Thermo Fisher Scientific Inc., (TMO), the nation’s biggest laboratory supply company, reliably churns out cash in good times and bad.
At the same time that Thermo profit were under a bit of pressure from the economy’s meltdown, the Massachusetts, company used its impressive free cash flow to go on a shopping spree over the past couple years.
It paid a combined $1.25 billion to snap up about a dozen smaller companies. Then in December it announced a richly priced $2.1 billion cash deal for California instrument maker Dionex (DNEX).
Thermo also spent a billion dollars last year buying back its own shares, and has authorization to spend a bit more on Thermo buybacks again this year. Despite all the money going out the door, both major credit rating concerns recently bumped the company’s investment-grade debt a notch higher.
And Thermo’s PE ratio, after slumming for a while in the wake of the market’s crash, has lately been climbing back up to its historically plush levels.
Until very recently, YCharts considered Thermo cheap.
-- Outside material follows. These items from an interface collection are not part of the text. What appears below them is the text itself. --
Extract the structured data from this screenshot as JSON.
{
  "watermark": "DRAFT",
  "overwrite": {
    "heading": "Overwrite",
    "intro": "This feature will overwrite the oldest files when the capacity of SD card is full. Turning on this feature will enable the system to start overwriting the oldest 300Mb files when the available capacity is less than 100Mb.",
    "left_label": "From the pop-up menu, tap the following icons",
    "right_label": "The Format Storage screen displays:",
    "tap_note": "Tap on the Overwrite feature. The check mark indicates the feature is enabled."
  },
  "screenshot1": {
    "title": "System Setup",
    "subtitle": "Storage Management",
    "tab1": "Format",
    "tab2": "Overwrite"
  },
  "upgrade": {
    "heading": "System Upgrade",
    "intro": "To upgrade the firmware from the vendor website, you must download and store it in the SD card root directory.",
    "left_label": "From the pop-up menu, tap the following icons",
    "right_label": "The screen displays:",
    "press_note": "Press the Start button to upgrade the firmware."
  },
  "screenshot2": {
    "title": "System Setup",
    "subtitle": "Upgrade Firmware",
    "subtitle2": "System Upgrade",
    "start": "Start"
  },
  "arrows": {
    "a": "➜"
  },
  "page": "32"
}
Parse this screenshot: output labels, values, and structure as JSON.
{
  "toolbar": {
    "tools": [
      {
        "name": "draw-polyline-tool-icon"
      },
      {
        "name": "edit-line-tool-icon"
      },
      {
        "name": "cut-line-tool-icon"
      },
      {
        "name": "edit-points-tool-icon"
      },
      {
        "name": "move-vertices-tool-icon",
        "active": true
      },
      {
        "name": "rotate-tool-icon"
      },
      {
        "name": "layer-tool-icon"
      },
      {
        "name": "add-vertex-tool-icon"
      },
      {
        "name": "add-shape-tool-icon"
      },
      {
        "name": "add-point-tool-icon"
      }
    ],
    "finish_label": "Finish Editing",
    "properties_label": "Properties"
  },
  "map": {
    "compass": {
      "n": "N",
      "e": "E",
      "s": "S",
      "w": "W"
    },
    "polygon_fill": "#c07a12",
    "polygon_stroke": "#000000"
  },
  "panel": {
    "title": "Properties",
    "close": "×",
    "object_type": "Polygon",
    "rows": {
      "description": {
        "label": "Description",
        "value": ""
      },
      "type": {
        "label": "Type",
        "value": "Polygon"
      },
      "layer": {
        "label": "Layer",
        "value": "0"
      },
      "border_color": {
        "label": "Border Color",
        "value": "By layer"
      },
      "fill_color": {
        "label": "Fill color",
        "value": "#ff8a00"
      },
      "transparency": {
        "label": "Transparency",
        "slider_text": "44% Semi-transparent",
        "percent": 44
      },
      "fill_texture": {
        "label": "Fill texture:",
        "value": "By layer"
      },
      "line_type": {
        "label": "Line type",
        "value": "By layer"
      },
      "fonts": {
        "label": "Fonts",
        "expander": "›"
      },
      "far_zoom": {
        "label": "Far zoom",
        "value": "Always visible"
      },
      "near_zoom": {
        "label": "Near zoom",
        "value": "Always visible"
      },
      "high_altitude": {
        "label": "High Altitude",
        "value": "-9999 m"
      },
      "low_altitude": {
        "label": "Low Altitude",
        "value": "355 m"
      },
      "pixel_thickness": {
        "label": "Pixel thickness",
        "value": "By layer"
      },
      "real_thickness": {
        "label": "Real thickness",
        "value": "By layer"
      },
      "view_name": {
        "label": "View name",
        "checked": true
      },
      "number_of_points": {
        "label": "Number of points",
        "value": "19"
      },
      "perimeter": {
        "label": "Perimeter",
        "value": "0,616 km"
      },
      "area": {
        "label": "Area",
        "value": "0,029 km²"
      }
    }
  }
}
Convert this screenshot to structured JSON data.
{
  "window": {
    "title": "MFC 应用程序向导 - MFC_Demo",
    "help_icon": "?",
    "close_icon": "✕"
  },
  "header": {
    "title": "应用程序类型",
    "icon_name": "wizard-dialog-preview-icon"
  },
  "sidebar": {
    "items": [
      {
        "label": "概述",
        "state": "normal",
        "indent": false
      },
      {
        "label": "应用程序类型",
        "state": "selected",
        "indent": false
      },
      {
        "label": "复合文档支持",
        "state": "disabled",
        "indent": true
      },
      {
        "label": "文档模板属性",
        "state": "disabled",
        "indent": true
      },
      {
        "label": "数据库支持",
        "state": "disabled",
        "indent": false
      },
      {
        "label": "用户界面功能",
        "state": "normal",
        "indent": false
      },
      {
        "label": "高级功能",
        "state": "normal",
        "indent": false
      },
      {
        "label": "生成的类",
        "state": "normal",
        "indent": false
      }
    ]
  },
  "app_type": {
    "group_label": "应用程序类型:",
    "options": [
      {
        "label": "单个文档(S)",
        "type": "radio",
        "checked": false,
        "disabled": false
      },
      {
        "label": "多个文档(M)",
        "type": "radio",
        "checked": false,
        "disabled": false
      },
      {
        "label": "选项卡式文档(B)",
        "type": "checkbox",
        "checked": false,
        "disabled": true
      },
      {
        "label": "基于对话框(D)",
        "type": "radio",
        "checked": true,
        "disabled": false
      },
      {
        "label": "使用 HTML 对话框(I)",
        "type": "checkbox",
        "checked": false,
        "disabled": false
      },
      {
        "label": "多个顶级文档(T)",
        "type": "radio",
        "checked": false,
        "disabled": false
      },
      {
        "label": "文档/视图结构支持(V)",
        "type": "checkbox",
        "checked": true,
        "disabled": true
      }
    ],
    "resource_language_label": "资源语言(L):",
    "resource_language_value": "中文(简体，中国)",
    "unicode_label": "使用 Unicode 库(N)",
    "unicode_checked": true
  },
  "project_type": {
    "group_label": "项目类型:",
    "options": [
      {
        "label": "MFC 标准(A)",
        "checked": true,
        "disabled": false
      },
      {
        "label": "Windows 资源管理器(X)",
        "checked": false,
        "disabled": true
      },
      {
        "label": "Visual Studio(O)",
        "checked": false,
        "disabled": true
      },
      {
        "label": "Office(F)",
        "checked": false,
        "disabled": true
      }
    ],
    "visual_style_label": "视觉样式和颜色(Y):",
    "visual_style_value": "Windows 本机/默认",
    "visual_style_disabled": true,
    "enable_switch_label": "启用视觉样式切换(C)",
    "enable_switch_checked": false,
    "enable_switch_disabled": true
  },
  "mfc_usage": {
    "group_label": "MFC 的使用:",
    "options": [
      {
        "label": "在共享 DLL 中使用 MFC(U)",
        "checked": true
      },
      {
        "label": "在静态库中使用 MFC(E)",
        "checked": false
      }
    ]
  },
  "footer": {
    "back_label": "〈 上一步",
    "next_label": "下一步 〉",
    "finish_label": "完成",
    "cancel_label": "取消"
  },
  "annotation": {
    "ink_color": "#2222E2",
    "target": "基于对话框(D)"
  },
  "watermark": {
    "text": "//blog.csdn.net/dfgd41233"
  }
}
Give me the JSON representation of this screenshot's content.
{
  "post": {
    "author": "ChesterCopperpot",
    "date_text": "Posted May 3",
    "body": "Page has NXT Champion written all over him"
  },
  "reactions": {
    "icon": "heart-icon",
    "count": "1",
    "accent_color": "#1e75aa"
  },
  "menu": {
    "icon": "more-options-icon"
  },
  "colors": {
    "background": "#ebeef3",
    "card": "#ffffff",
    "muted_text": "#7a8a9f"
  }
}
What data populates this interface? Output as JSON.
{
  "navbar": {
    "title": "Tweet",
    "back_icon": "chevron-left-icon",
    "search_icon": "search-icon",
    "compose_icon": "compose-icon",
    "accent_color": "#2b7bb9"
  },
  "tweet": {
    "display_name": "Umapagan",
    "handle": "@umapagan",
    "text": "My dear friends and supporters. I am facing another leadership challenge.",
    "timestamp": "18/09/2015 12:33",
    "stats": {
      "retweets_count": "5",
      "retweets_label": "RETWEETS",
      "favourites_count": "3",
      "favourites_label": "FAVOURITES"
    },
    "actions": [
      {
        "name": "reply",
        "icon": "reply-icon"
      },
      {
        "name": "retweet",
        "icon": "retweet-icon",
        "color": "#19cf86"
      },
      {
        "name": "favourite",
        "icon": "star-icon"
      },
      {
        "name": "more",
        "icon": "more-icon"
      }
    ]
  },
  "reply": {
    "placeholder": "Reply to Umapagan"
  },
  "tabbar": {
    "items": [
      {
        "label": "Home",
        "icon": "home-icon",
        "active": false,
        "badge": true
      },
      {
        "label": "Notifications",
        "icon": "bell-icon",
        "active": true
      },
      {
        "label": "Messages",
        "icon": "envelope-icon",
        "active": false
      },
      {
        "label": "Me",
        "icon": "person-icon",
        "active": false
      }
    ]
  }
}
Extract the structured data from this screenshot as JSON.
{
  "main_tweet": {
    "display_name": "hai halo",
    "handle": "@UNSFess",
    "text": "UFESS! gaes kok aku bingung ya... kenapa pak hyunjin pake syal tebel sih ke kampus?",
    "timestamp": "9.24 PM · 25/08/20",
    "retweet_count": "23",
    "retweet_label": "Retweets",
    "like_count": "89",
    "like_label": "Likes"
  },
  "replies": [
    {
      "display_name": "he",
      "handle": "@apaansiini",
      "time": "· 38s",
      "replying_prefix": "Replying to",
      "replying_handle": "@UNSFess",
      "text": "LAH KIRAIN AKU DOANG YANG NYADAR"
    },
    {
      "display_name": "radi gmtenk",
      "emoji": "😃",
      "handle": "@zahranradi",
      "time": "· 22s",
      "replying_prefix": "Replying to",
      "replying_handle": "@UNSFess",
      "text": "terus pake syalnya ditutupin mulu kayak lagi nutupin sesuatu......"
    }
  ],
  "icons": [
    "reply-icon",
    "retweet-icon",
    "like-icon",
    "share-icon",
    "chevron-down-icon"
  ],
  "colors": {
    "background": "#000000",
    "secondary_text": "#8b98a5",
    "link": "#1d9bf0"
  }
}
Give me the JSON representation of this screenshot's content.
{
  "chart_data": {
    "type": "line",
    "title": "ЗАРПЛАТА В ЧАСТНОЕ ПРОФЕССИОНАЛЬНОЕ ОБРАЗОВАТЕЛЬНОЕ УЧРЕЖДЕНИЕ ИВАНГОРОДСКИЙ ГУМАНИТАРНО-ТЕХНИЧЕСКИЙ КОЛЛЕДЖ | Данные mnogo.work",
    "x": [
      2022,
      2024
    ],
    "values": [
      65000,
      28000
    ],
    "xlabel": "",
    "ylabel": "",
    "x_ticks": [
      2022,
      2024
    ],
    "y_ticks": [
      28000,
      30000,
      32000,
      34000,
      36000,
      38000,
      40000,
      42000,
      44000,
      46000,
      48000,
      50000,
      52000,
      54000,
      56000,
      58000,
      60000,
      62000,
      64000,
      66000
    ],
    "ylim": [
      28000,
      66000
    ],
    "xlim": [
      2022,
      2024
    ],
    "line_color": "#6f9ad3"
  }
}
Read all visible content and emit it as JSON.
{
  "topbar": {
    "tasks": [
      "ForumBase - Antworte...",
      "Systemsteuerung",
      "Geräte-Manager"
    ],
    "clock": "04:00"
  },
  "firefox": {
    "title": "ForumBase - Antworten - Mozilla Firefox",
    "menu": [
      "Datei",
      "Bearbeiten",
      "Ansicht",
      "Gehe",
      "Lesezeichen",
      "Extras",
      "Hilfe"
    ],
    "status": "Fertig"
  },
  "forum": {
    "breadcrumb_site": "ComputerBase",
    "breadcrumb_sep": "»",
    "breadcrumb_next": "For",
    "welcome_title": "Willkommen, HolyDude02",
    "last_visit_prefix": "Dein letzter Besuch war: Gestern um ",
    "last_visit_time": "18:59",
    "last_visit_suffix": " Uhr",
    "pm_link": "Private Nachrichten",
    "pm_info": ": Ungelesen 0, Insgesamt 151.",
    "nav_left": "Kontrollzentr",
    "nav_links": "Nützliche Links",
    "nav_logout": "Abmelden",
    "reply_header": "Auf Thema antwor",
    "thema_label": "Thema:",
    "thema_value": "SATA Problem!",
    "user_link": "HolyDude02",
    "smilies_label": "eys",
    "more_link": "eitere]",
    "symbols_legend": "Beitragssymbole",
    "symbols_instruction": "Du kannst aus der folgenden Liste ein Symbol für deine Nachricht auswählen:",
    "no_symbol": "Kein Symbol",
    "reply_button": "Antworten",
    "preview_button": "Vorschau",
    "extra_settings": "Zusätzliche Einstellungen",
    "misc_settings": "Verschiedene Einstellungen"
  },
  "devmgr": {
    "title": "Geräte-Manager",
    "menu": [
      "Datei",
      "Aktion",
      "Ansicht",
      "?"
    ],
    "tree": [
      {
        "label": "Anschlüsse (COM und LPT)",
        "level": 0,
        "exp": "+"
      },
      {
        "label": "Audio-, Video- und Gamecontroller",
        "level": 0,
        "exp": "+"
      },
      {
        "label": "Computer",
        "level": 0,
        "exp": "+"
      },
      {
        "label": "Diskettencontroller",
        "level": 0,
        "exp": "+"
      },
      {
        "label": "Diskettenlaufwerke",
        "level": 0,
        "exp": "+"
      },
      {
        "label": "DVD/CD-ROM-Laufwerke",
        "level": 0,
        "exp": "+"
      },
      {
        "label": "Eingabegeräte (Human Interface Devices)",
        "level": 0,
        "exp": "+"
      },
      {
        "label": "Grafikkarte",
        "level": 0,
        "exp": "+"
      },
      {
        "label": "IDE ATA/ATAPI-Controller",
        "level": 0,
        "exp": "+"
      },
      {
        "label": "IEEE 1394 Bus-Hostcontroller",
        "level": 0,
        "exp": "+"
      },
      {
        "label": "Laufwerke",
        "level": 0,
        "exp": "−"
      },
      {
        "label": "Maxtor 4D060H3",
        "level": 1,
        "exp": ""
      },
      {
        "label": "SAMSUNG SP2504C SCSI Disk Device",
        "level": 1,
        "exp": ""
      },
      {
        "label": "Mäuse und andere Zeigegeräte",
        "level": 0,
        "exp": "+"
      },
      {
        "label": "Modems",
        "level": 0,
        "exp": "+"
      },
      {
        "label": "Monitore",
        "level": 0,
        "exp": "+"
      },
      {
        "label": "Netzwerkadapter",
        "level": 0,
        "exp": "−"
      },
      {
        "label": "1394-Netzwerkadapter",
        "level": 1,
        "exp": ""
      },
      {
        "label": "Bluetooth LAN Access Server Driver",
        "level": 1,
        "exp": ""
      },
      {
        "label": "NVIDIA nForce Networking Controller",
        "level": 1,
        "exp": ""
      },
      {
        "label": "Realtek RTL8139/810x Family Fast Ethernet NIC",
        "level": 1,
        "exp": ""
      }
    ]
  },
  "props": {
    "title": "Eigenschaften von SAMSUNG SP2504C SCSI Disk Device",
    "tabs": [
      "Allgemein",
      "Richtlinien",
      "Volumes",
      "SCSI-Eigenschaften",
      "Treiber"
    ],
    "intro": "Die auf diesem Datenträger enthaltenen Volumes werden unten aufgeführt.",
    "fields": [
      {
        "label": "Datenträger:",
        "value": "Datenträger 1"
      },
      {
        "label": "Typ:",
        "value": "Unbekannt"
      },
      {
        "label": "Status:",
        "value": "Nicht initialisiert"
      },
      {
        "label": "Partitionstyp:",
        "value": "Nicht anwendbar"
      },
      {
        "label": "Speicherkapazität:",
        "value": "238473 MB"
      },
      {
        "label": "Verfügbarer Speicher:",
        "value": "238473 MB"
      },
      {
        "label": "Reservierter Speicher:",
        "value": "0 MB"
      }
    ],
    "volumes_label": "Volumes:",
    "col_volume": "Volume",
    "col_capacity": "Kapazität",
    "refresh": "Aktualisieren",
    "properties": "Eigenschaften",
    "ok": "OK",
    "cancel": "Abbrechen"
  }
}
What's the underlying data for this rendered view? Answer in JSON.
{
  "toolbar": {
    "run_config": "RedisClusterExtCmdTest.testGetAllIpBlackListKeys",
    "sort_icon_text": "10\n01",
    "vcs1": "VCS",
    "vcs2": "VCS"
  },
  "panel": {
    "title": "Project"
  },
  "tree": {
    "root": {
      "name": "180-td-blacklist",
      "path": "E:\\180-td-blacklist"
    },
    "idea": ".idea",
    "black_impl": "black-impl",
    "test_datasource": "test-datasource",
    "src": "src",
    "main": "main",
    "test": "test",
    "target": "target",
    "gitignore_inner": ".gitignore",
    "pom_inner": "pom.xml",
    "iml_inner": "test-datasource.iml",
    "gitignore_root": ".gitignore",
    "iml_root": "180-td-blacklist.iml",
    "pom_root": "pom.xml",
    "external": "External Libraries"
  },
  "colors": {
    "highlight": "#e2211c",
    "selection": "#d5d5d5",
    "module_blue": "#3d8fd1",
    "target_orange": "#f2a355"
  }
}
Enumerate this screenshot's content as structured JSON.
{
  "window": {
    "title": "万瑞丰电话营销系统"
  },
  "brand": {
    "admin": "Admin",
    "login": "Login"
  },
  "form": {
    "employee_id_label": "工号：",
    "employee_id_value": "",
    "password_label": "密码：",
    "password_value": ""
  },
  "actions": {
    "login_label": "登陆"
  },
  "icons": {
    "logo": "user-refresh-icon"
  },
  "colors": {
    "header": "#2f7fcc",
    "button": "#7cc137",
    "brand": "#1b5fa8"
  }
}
Now, with the stock’s recovery so well advanced, YCharts says it is correctly priced.
We are probably being overly conservative. Despite its recent rebound, the stock could move significantly higher. Stable end markets and cost-cutting efforts let Thermo deliver solid profits through tough times. Now, as markets strengthen, future profit margins — helped by an offshore growth strategy and the recent acquisitions — are likely to exceed earlier peak-profit levels.
Thermo was itself formed through a late-2006 merger that combined a company that specialized in big-ticket diagnostic and research equipment (like mass spectrometers) and a supplier focused on recession-resistant but less profitable science “consumables” (like test tubes and lab beakers).
The result was that rarest of things: a merger that actually creates the hoped-for synergies. Thermo has been gaining market share because its broad line of products allows pharmaceutical makers, university research labs, healthcare providers and other science clients it serves to consolidate their purchases.
Thermo’s market cap became big enough to catch the attention of more investors.
Research budgets aren’t immune to the economy, of course, but they’re a lot less volatile than, say, demand for new cars or laptop computers. That explains why Thermo’s sales and margins tend to hold up so well during bad times.
And the company is still streamlining:last week, Thermo agreed to sell a couple diagnostic operations — profitable but non-core businesses picked up as part of the 2006 merger — for a bigger-than-expected $740 million in cash.
The problem, of course, is that “stable” markets tend to be slow-growing. That’s certainly the case among Thermo’s client base in Europe and North America, although the company managed to record high-single-digit revenue growth last year. Future revenue gains will most likely come from the laboratory-product maker’s accelerating push into the rapidly expanding science and tech markets of China and India, however.
Along with those positives, there’s a reason for caution: Many of Thermo’s leading customers are pharmaceutical makers, where wide-open R&D spending is a tradition. Although repeated mergers have trimmed the number of major drug makers, overall research spending has held up. While the mega-players continue to spend heavily on research, however, their new size gives them more purchasing muscle when buying lab equipment: Thermo may face more price resistance.
Even with that possibility on the horizon — and even though little-known Thermo is currently sporting a multiple twice that of Intel (INTC) – it’s still a solid play for investors who favor consistent profits and upside potential.